Dining in again

Authorities issue guidelines for restaurants

By Jason Evans

Staff Reporter

STATE — As restaurants reopen their dining rooms, state authorities have issued guidelines intended to keep customers and employees safe and prevent the further spread of COVID-19.

Last week, Gov. Henry McMaster announced that restaurants throughout the state would be allowed to reopen for limited dine-in services beginning on Monday. His announcement followed two weeks of meetings by accelerateSC, the group tasked with developing a coordinated economic revitalization plan.

McMaster announced Monday that some close contact businesses such as barbershops and gyms will be able to reopen next week.

“As we gradually and methodically lift restrictions aimed at combating the coronavirus, it is incumbent upon South Carolinians to follow the guidance and recommendations provided by our public health experts to keep themselves and their loved ones safe,” McMaster said Friday. “This virus still presents a serious threat to South Carolinians, but I have faith in the people of our state and their ability to act responsibly and in the best interest of the communities they live in.”

Both the S.C. Department of Health and Environmental Control and the South Carolina Restaurant and Lodging Association gave input to accelerateSC regarding the guidelines, issued by McMaster as part of his announcement.

The SCRLA’s eight-page guidelines document is available on the Newsroom section of

The guidelines are divided into different focuses, including restaurant dining rooms, food safety, employee safety and customer safety.

“Prior to reopening, it is critical that every restaurant intending to reopen evaluate their inventory, review their food safety certification and procedure to ensure they can open in compliance with S.C. food safety regulations, and do a deep re-clean and sanitize the entire restaurant facility using the CDC-recommended guidelines during COVID-19,” the document said.

Restaurants should only allow 50 percent of posted occupancy inside, as determined by fire marshals, the guidelines said. No more than eight customers should be seated at a table.

“Do not allow groups of people to order drinks and stand around to consume. Customers should be seated to ensure proper distancing and the safety of all guests,” the guidelines said.

Tables should be spaced six to eight feet apart, to keep diners at least six feet apart from other tables. If that’s not possible, seat tables in rotation or block seats.

“Provide hand sanitizers at all entry doors — touchless is preferred if availability permits,” the document said. “At your main entrance, provide a cleaning station with alcohol-based hand sanitizer, tissues and a trash can for visitors.”
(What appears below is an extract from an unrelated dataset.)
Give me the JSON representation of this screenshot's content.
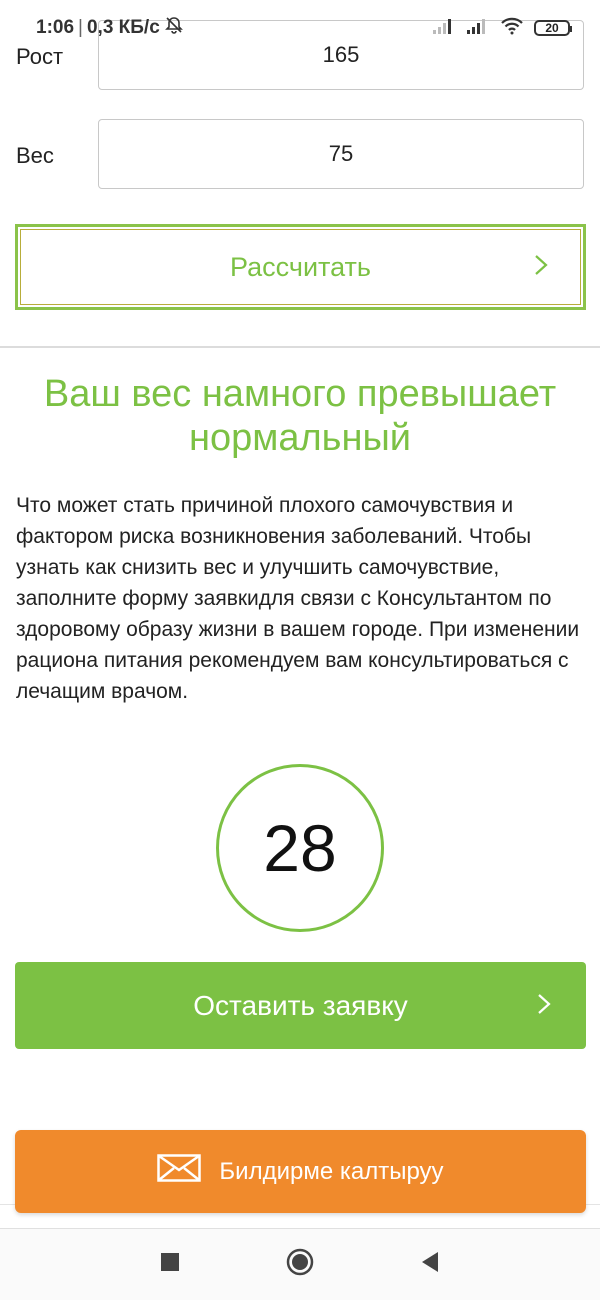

Use sanitizing solutions to clean tables, chairs, check presenters and condiment fixtures after each seating. Use paper menus or sanitize menus after each use.

Condiments such as salt, pepper, ketchup, etc. should be removed from tables and provided to diners upon request.

Utensils should be placed on tables only after patrons are seated and should be disposable, single-use utensils if possible.

“During routine business hours, frequently and thoroughly clean and disinfect all frequently touched objects within the dining and customer areas (doorknobs, cabinet handles, handrails, light switches, kitchen counters, dining room tables),” the guidelines said.

The entire facility should be deep cleaned and disinfected at leave five times per week, during non-operational hours.

Food safety guidelines include having staff wear disposable gloves when cleaning and disinfecting surfaces, discard those gloves when cleaning and disinfecting is completed and properly wash their hands immediately after removing the gloves.

Restaurants should also thoroughly disinfect every table, chair/booth, utensil, glass, and surface the guest has contacted, and sanitizer or other disinfectants should be readily available to all employees and guests.

For buffet and self-service stations, staff should dispense food cafeteria-style, or those areas/stations should be discontinued to prevent physical contamination and customers reusing service utensils.

Employee safety focus recommendations include having physical barriers such as Plexiglas between employees and customer when possible for counter service ordering, food pick up areas and host stands.

Staff members should have their temperature taken before their shift. Any staff member who indicate COVID symptoms, have been diagnosed with COVID-19 or have been in contact with someone diagnosed should immediately be excluded from their shifts.

All employees handling food should wear gloves.

Employees should be allowed to wear gloves and masks if they wish to, even those in front-of-the-house positions and in restaurant environments when a six-foot social distancing area in the kitchen and/or front counter area would be difficult to maintain.

Customer safety focus recommendations include discontinuing services allowing customers to fill or refill their own beverage cups, such as coffee cups or growlers.

“Plan ahead of time for a circumstance in which you’ll need to expedite a guest’s exit from your restaurant,” the guidelines said. “Be prepared to put guests in touch with medical resources.”